sexual abuse and other traumas, illness, grief, and loss. Dr. Strohm is in private practice in Chicago, and previously worked for Chicago Children's Advocacy Center, the Women's Treatment Center, and the Haymarket/McDermott Center, as well as served as the co-Director of the Infant Assessment Unit at the TH Chan Harvard University School of Public Health for the Project on Human Development in Chicago Neighborhoods.


NOW HIRING: Senior Staff Accountant

The Senior Senior Staff Accountant is responsible for applying accounting principles and procedures to record day-to-day financial transactions, including accounts payable, cash disbursements, credit card transactions, accounts receivable, and cash receipts for services and donations. The Senior Senior Staff Accountant also assists with payroll, account reconciliation and the close of the financial records monthly, quarterly, and annually, and provides accounting support for the CVG Financial Team.

Please review the full position description (pdf) for details on essential functions, qualifications, and compensation.

To be considered for this position, please submit a cover letter and resume to:

  • Cure Violence Global – Human Resources
  • Email: ewade@cvg.org

Diversity, Equity, and Inclusion

Cure Violence Global Statement on Diversity, Equity, and Inclusion

At Cure Violence Global, we strive to promote human dignity, the common good, and community-led action as essential components of our health-based approach to eradicating violence around the world.

We recognize that Black, Indigenous, and people of color (BIPOC), as well as queer (LGBTQ+), disabled, and otherwise marginalized communities are more likely to experience violence as a result of systemic injustice.

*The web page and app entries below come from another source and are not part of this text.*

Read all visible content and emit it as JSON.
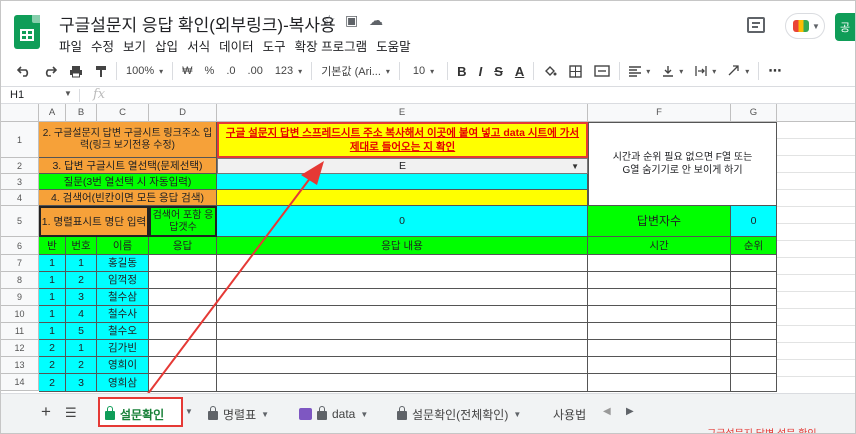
{
  "doc": {
    "title": "구글설문지 응답 확인(외부링크)-복사용",
    "menu": [
      "파일",
      "수정",
      "보기",
      "삽입",
      "서식",
      "데이터",
      "도구",
      "확장 프로그램",
      "도움말"
    ],
    "share_label": "공"
  },
  "toolbar": {
    "zoom": "100%",
    "currency": "₩",
    "percent": "%",
    "dec_less": ".0",
    "dec_more": ".00",
    "format": "123",
    "font": "기본값 (Ari...",
    "size": "10",
    "bold": "B",
    "italic": "I",
    "strike": "S",
    "text_color": "A",
    "more": "⋯"
  },
  "formula": {
    "namebox": "H1",
    "fx": "fx"
  },
  "columns": [
    "A",
    "B",
    "C",
    "D",
    "E",
    "F",
    "G"
  ],
  "rows": [
    "1",
    "2",
    "3",
    "4",
    "5",
    "6",
    "7",
    "8",
    "9",
    "10",
    "11",
    "12",
    "13",
    "14"
  ],
  "sheet": {
    "r1_label": "2. 구글설문지 답변 구글시트 링크주소 입력(링크 보기전용 수정)",
    "r1_e": "구글 설문지 답변 스프레드시트 주소 복사해서 이곳에 붙여 넣고 data 시트에 가서 제대로 들어오는 지 확인",
    "f_note": "시간과 순위 필요 없으면 F열 또는 G열 숨기기로 안 보이게 하기",
    "r2_label": "3. 답변 구글시트 열선택(문제선택)",
    "r2_value": "E",
    "r3_label": "질문(3번 열선택 시 자동입력)",
    "r4_label": "4. 검색어(빈칸이면 모든 응답 검색)",
    "r5_label": "1. 명렬표시트 명단 입력",
    "r5_d": "검색어 포함 응답갯수",
    "r5_e": "0",
    "r5_f": "답변자수",
    "r5_g": "0",
    "headers": [
      "반",
      "번호",
      "이름",
      "응답",
      "응답 내용",
      "시간",
      "순위"
    ],
    "students": [
      {
        "ban": "1",
        "num": "1",
        "name": "홍길동"
      },
      {
        "ban": "1",
        "num": "2",
        "name": "임꺽정"
      },
      {
        "ban": "1",
        "num": "3",
        "name": "철수삼"
      },
      {
        "ban": "1",
        "num": "4",
        "name": "철수사"
      },
      {
        "ban": "1",
        "num": "5",
        "name": "철수오"
      },
      {
        "ban": "2",
        "num": "1",
        "name": "김가빈"
      },
      {
        "ban": "2",
        "num": "2",
        "name": "영희이"
      },
      {
        "ban": "2",
        "num": "3",
        "name": "영희삼"
      }
    ]
  },
  "tabs": [
    {
      "label": "설문확인"
    },
    {
      "label": "명렬표"
    },
    {
      "label": "data"
    },
    {
      "label": "설문확인(전체확인)"
    },
    {
      "label": "사용법"
    }
  ],
  "footer": {
    "clipped_text": "구글설문지 답변 설문 확인"
  },
  "colors": {
    "orange": "#f6a139",
    "yellow": "#ffff00",
    "cyan": "#00ffff",
    "green": "#00ff00",
    "annotation_red": "#e53935"
  }
}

Our work seeks to prevent violence and pave the way for social and economic rebuilding.

CVG is committed to honoring everyone’s dignity with equitable and inclusive hiring and operational practices. We are an equal opportunity employer and welcome applicants of all nationalities, races, ethnicities, religions, gender identities, sexual orientations, socio-economic backgrounds, and mental and physical disabilities. CVG encourages applicants who bring work or lived experience in low- and middle-income communities or countries, as well as the perspectives of communities experiencing violence.

The contagious nature of violence requires collaborative efforts in its prevention and treatment. In the course of our work, CVG has learned that safety from violence is an issue worldwide, and that effectively reducing violence and transforming communities will benefit the common good. We believe that investing in health-based violence prevention is essential to reducing inequity.

One of the key tenets of our model is that the people within communities most directly impacted by violence are the ones best suited to address it. Community-led action means that we understand our position as supportive agents of violence reduction and that we act in solidarity with credible messengers to share our public health approach, resources, and implementation strategies with local organizations who can mobilize to stop violence.

Consistent with our policies, procedures, protocol, and handbooks, Cure Violence Global views diversity, equity, and inclusion as critical components of CVG’s mission to reduce violence globally using disease control and behavior change methods. We envision a world in which equitable, health-based methods are at the center of violence prevention everywhere around the world.

Join the Cure Violence Newsletter

Sign Up Today!